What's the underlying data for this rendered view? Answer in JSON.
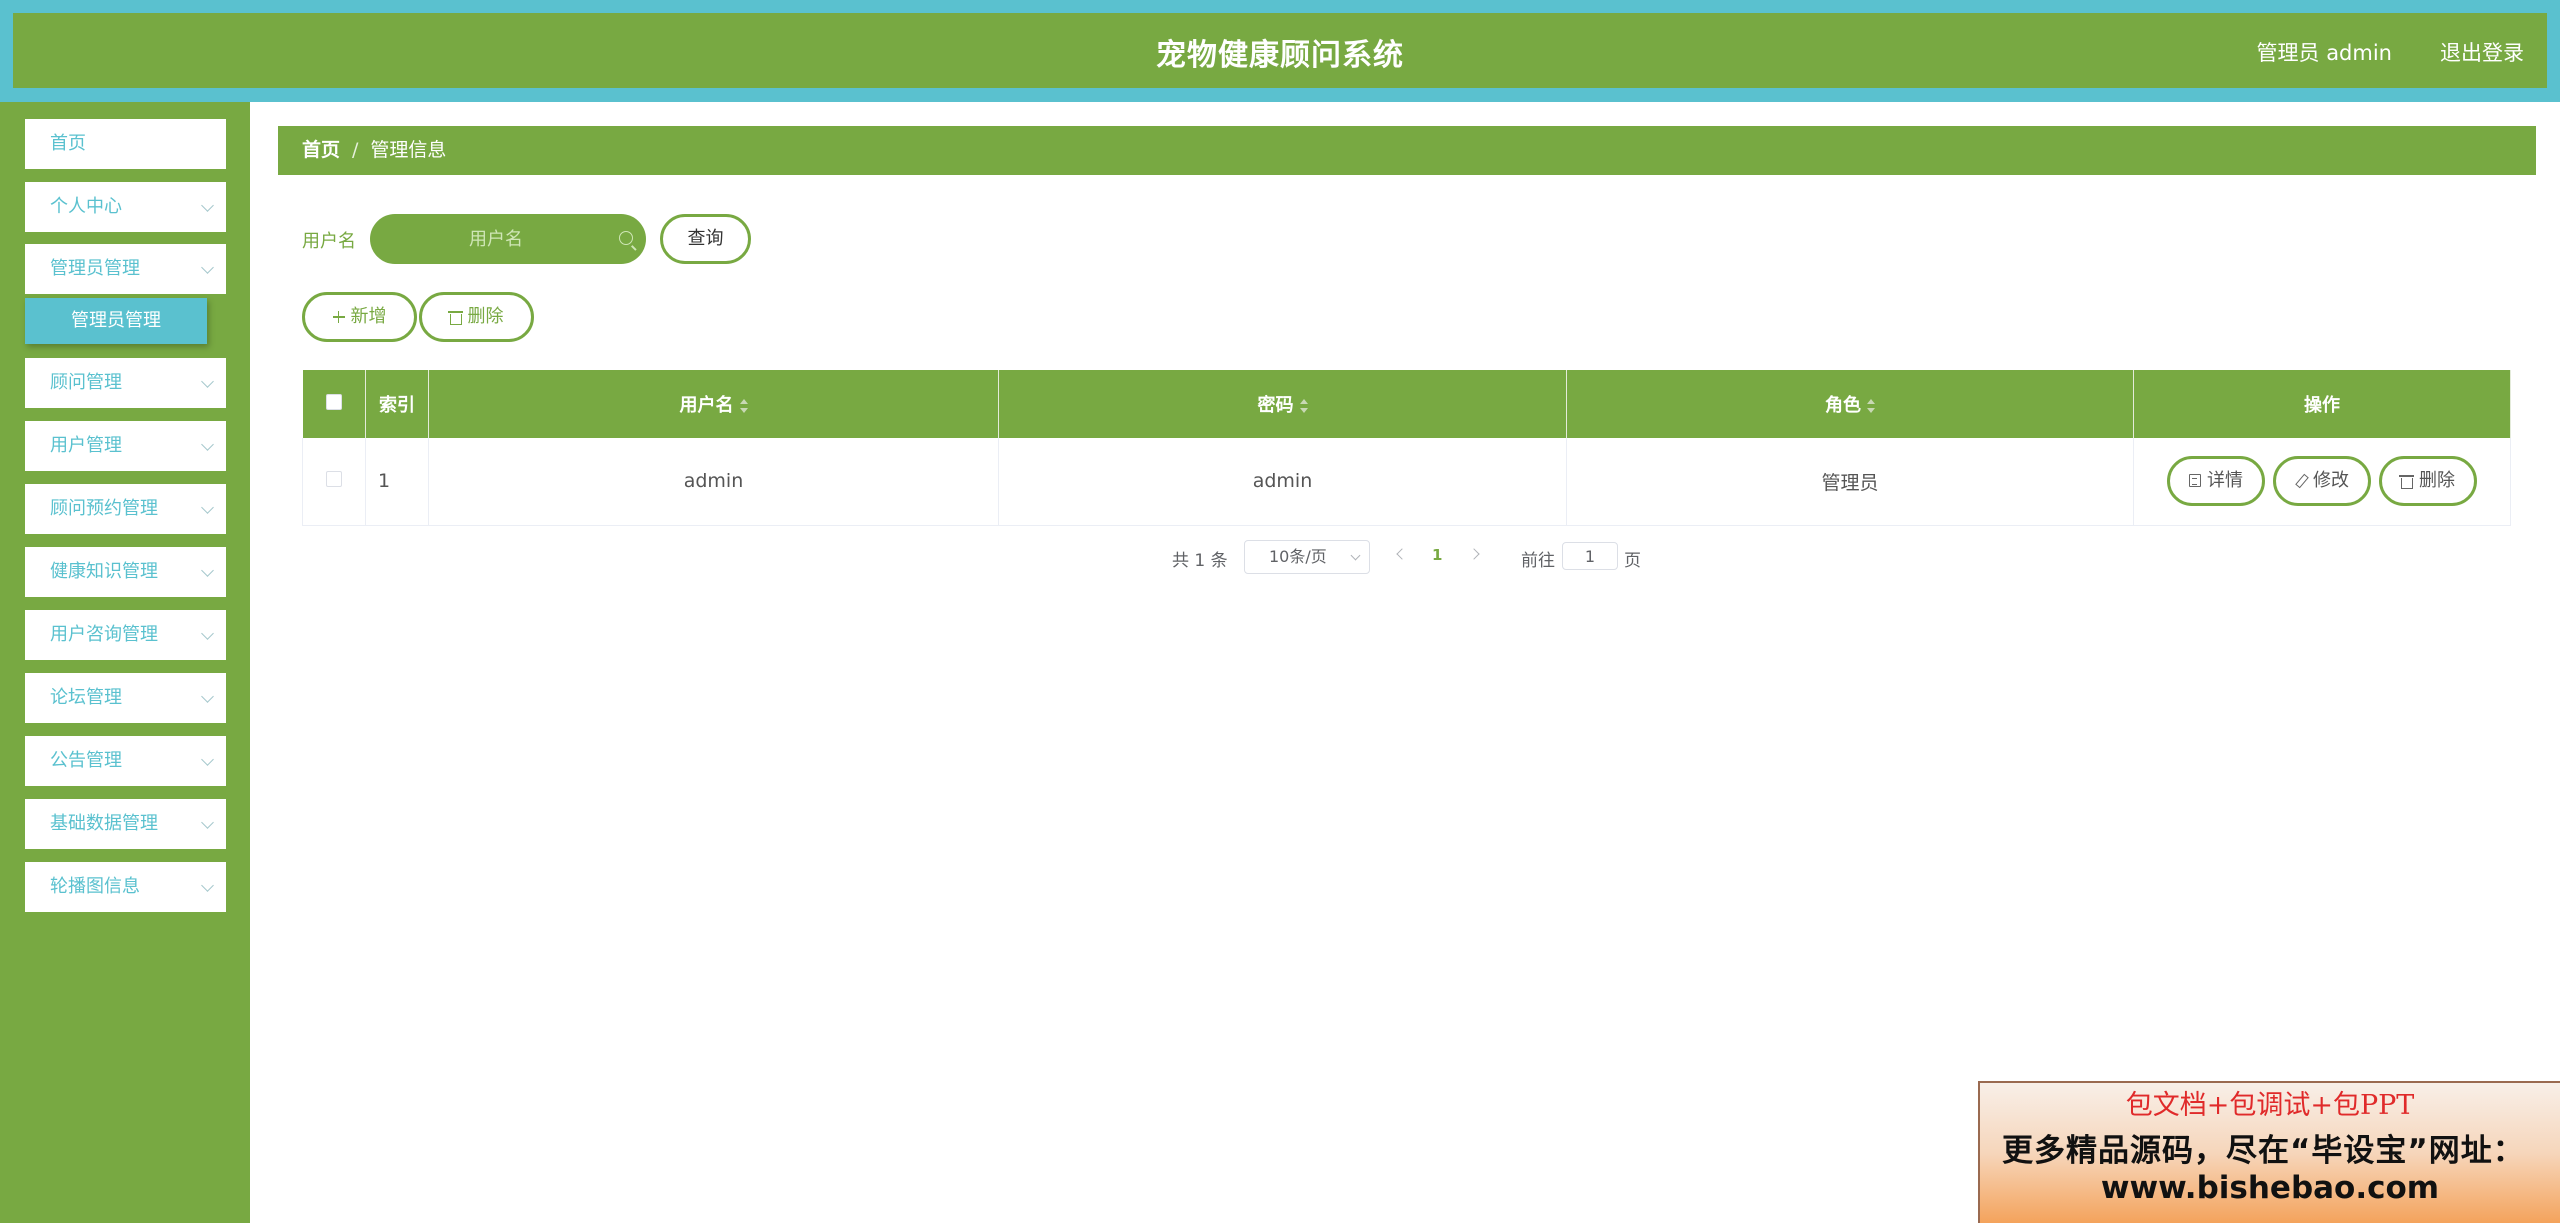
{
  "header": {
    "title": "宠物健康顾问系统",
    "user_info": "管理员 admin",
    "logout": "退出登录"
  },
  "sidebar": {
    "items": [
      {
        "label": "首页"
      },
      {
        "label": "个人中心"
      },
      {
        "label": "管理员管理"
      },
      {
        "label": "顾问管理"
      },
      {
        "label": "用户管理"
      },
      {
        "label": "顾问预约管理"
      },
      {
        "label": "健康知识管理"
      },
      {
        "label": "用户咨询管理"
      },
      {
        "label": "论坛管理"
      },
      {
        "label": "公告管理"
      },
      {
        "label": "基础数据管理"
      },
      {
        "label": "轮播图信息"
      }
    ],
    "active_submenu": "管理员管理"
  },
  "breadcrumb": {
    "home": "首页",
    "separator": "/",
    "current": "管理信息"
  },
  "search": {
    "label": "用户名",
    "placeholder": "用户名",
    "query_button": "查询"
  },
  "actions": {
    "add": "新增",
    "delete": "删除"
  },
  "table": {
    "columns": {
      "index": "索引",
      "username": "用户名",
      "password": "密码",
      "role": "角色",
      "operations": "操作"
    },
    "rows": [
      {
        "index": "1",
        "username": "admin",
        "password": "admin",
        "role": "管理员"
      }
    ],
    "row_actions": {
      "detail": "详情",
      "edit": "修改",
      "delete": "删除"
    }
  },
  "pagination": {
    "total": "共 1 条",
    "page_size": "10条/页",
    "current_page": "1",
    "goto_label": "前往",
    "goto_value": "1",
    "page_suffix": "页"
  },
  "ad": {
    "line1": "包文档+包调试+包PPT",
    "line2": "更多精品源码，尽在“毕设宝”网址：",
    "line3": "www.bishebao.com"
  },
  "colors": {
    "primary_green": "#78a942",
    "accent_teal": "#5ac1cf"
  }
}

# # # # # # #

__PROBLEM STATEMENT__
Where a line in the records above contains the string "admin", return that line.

__SOLUTION TO THE EXERCISE__
    "user_info": "管理员 admin",
        "username": "admin",
        "password": "admin",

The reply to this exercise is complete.